To make CEO Robin Li’s life even more stressful, Baidu’s next big push will be into the e-commerce arena with the launch of youa.com may be thwarted by Alibaba Group’s announcement that it will invest another RMB5 billion into its own online Taobao.com to strengthen its 57% market share. Of course Alibaba claims that this had nothing to do with fending off Baidu and we of course believe them.
In its own corporate reshuffle, Alibaba has for the first time in its five year history appointed a COO. Zhang Yong, former CFO was promoted to fill the void left by Huang Ruo, the former VP and B2C business director who resigned at the end of September.
Also in the spirit of one-upmanship China Unicom is currently going through a beta testing phase in Liaoning Province of a new social network called u-powerbook.com. He Siyuan, the person in charge of the project says that the Facebook like SNS platform already has 200,000 subscribers and will compete with China Mobile’s existing 139 community.
China Mobile, who are obviously fresh out of home grown ideas, have decided to open an R&D facility in Silicon Valley by 2009. In the mean time, they are busy trying to make sure that China Unicom’s more device friendly W-CDMA 3G standard are given a run for their money by planning to offer services like video blogs, online gaming and instant video messages on their TD-SCDMA handsets.
Also last week IBM announced a new cultural heritage project “The Forbidden City: Beyond Space and Time” that will create a virtual tour of the famed Forbidden City in Beijing. Not only will the project create a virtual space (Just like Duke Nukem’ without all the critters) of the historical site, it will also incorporate “a window into the virtual world through which on-site visitors can learn more about their physical location.” Kaiser Kuo of Ogilvy Digital gives his impressions of the new virtual attraction here.
Nielson Online and the Operators of ChinaRank have entered into a JV called CR-Nielsen to provide internet measurement and analytics to China. We’re sure that this service will be of great use to the 250 million internet users in China but really folks, could nobody find a better name?

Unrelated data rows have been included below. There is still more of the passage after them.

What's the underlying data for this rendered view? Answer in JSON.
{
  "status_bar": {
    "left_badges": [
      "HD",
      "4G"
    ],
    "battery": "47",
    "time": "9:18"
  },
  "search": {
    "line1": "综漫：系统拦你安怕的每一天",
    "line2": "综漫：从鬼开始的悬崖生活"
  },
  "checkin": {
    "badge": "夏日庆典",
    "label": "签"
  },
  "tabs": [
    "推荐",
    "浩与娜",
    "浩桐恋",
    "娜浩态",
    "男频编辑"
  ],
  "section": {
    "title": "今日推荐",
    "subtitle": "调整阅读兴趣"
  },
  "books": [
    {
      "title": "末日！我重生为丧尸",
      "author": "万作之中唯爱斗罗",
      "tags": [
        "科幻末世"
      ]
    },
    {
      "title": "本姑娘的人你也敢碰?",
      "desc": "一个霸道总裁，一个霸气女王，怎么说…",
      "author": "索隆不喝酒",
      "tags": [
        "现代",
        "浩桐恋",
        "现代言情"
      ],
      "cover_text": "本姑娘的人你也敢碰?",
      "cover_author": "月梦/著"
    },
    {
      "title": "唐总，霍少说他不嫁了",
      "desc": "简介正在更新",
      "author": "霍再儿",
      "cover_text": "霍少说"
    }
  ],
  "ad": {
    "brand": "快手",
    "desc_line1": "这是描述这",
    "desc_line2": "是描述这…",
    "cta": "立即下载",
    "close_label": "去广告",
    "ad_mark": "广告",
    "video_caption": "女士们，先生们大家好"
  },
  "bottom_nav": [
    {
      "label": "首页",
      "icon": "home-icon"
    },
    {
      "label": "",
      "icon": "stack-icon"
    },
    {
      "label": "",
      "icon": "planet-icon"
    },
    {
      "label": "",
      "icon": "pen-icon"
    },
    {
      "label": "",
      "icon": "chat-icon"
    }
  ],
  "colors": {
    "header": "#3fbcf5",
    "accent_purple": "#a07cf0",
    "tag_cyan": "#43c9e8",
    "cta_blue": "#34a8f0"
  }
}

Finally Techblog86.com reports that the Ministry of Information & IT (MIIT) is cracking down on SMS spam. Hurrah!